## MATERIAL FOR THIS TASK
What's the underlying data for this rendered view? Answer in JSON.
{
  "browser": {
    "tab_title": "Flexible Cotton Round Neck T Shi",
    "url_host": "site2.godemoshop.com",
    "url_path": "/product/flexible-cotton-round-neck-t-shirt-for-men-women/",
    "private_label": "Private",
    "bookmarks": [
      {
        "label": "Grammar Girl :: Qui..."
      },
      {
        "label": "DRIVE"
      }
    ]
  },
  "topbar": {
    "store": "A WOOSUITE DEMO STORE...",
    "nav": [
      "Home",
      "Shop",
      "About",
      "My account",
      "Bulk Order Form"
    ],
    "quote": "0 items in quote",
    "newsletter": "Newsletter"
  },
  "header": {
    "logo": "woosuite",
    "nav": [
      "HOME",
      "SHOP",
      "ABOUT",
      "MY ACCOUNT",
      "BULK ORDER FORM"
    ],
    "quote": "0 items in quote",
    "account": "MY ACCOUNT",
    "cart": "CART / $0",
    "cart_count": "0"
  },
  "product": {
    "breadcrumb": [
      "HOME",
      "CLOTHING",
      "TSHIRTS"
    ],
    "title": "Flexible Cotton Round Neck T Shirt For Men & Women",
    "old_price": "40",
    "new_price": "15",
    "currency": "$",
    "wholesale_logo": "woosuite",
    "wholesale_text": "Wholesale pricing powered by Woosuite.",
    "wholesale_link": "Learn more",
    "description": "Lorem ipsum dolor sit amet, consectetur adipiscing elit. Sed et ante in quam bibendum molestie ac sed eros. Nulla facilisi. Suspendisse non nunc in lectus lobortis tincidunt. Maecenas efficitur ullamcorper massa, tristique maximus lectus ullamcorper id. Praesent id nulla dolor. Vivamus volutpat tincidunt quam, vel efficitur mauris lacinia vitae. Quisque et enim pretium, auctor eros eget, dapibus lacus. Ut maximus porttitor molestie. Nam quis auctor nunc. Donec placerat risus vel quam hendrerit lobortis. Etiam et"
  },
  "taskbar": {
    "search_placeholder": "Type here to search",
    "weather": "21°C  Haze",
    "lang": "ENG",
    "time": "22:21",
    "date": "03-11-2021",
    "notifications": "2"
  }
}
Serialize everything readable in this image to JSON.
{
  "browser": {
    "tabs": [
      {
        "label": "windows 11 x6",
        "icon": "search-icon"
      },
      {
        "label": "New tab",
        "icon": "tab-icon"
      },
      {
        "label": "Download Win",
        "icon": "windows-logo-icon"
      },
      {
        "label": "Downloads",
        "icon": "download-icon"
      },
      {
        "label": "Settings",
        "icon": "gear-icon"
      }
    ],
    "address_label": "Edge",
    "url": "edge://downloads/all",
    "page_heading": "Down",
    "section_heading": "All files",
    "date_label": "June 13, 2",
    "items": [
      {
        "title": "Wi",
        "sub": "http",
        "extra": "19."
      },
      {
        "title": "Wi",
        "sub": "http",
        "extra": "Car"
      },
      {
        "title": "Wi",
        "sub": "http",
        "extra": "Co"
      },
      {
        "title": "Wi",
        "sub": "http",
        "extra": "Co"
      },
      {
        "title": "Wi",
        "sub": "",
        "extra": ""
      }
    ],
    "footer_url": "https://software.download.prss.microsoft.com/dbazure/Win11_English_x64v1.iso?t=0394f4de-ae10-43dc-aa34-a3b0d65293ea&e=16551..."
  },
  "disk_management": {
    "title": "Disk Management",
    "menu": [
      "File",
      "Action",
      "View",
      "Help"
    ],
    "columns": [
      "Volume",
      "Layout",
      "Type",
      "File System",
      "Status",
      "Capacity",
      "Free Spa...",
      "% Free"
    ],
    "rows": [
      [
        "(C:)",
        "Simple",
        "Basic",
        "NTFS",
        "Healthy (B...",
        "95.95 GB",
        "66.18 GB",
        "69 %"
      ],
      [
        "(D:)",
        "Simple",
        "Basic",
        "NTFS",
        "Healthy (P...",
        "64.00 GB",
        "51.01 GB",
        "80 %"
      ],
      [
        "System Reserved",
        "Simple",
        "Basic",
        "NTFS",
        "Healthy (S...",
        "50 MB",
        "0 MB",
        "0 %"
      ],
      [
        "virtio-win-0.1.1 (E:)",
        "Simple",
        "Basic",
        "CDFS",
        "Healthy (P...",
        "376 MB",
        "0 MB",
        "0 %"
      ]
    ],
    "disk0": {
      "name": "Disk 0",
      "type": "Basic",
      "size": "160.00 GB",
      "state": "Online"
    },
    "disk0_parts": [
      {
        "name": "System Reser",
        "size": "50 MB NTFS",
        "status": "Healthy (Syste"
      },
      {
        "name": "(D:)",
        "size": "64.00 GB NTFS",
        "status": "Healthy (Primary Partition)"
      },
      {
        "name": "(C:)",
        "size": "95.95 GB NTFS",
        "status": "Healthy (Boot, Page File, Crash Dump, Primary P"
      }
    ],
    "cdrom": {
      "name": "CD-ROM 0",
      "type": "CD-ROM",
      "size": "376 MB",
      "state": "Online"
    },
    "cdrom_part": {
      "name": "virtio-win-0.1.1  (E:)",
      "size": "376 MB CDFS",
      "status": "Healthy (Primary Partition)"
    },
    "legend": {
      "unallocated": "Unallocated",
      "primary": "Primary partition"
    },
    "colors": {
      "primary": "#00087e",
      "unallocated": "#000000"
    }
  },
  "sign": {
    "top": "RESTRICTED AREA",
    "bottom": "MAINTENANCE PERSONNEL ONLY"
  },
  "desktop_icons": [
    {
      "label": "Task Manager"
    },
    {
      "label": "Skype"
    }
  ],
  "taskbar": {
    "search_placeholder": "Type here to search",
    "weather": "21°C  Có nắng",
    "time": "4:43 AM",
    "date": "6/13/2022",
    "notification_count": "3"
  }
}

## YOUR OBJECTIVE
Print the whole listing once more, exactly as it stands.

## RESPONSE AREA
What's the underlying data for this rendered view? Answer in JSON.
{
  "browser": {
    "tab_title": "Flexible Cotton Round Neck T Shi",
    "url_host": "site2.godemoshop.com",
    "url_path": "/product/flexible-cotton-round-neck-t-shirt-for-men-women/",
    "private_label": "Private",
    "bookmarks": [
      {
        "label": "Grammar Girl :: Qui..."
      },
      {
        "label": "DRIVE"
      }
    ]
  },
  "topbar": {
    "store": "A WOOSUITE DEMO STORE...",
    "nav": [
      "Home",
      "Shop",
      "About",
      "My account",
      "Bulk Order Form"
    ],
    "quote": "0 items in quote",
    "newsletter": "Newsletter"
  },
  "header": {
    "logo": "woosuite",
    "nav": [
      "HOME",
      "SHOP",
      "ABOUT",
      "MY ACCOUNT",
      "BULK ORDER FORM"
    ],
    "quote": "0 items in quote",
    "account": "MY ACCOUNT",
    "cart": "CART / $0",
    "cart_count": "0"
  },
  "product": {
    "breadcrumb": [
      "HOME",
      "CLOTHING",
      "TSHIRTS"
    ],
    "title": "Flexible Cotton Round Neck T Shirt For Men & Women",
    "old_price": "40",
    "new_price": "15",
    "currency": "$",
    "wholesale_logo": "woosuite",
    "wholesale_text": "Wholesale pricing powered by Woosuite.",
    "wholesale_link": "Learn more",
    "description": "Lorem ipsum dolor sit amet, consectetur adipiscing elit. Sed et ante in quam bibendum molestie ac sed eros. Nulla facilisi. Suspendisse non nunc in lectus lobortis tincidunt. Maecenas efficitur ullamcorper massa, tristique maximus lectus ullamcorper id. Praesent id nulla dolor. Vivamus volutpat tincidunt quam, vel efficitur mauris lacinia vitae. Quisque et enim pretium, auctor eros eget, dapibus lacus. Ut maximus porttitor molestie. Nam quis auctor nunc. Donec placerat risus vel quam hendrerit lobortis. Etiam et"
  },
  "taskbar": {
    "search_placeholder": "Type here to search",
    "weather": "21°C  Haze",
    "lang": "ENG",
    "time": "22:21",
    "date": "03-11-2021",
    "notifications": "2"
  }
}
Serialize everything readable in this image to JSON.
{
  "browser": {
    "tabs": [
      {
        "label": "windows 11 x6",
        "icon": "search-icon"
      },
      {
        "label": "New tab",
        "icon": "tab-icon"
      },
      {
        "label": "Download Win",
        "icon": "windows-logo-icon"
      },
      {
        "label": "Downloads",
        "icon": "download-icon"
      },
      {
        "label": "Settings",
        "icon": "gear-icon"
      }
    ],
    "address_label": "Edge",
    "url": "edge://downloads/all",
    "page_heading": "Down",
    "section_heading": "All files",
    "date_label": "June 13, 2",
    "items": [
      {
        "title": "Wi",
        "sub": "http",
        "extra": "19."
      },
      {
        "title": "Wi",
        "sub": "http",
        "extra": "Car"
      },
      {
        "title": "Wi",
        "sub": "http",
        "extra": "Co"
      },
      {
        "title": "Wi",
        "sub": "http",
        "extra": "Co"
      },
      {
        "title": "Wi",
        "sub": "",
        "extra": ""
      }
    ],
    "footer_url": "https://software.download.prss.microsoft.com/dbazure/Win11_English_x64v1.iso?t=0394f4de-ae10-43dc-aa34-a3b0d65293ea&e=16551..."
  },
  "disk_management": {
    "title": "Disk Management",
    "menu": [
      "File",
      "Action",
      "View",
      "Help"
    ],
    "columns": [
      "Volume",
      "Layout",
      "Type",
      "File System",
      "Status",
      "Capacity",
      "Free Spa...",
      "% Free"
    ],
    "rows": [
      [
        "(C:)",
        "Simple",
        "Basic",
        "NTFS",
        "Healthy (B...",
        "95.95 GB",
        "66.18 GB",
        "69 %"
      ],
      [
        "(D:)",
        "Simple",
        "Basic",
        "NTFS",
        "Healthy (P...",
        "64.00 GB",
        "51.01 GB",
        "80 %"
      ],
      [
        "System Reserved",
        "Simple",
        "Basic",
        "NTFS",
        "Healthy (S...",
        "50 MB",
        "0 MB",
        "0 %"
      ],
      [
        "virtio-win-0.1.1 (E:)",
        "Simple",
        "Basic",
        "CDFS",
        "Healthy (P...",
        "376 MB",
        "0 MB",
        "0 %"
      ]
    ],
    "disk0": {
      "name": "Disk 0",
      "type": "Basic",
      "size": "160.00 GB",
      "state": "Online"
    },
    "disk0_parts": [
      {
        "name": "System Reser",
        "size": "50 MB NTFS",
        "status": "Healthy (Syste"
      },
      {
        "name": "(D:)",
        "size": "64.00 GB NTFS",
        "status": "Healthy (Primary Partition)"
      },
      {
        "name": "(C:)",
        "size": "95.95 GB NTFS",
        "status": "Healthy (Boot, Page File, Crash Dump, Primary P"
      }
    ],
    "cdrom": {
      "name": "CD-ROM 0",
      "type": "CD-ROM",
      "size": "376 MB",
      "state": "Online"
    },
    "cdrom_part": {
      "name": "virtio-win-0.1.1  (E:)",
      "size": "376 MB CDFS",
      "status": "Healthy (Primary Partition)"
    },
    "legend": {
      "unallocated": "Unallocated",
      "primary": "Primary partition"
    },
    "colors": {
      "primary": "#00087e",
      "unallocated": "#000000"
    }
  },
  "sign": {
    "top": "RESTRICTED AREA",
    "bottom": "MAINTENANCE PERSONNEL ONLY"
  },
  "desktop_icons": [
    {
      "label": "Task Manager"
    },
    {
      "label": "Skype"
    }
  ],
  "taskbar": {
    "search_placeholder": "Type here to search",
    "weather": "21°C  Có nắng",
    "time": "4:43 AM",
    "date": "6/13/2022",
    "notification_count": "3"
  }
}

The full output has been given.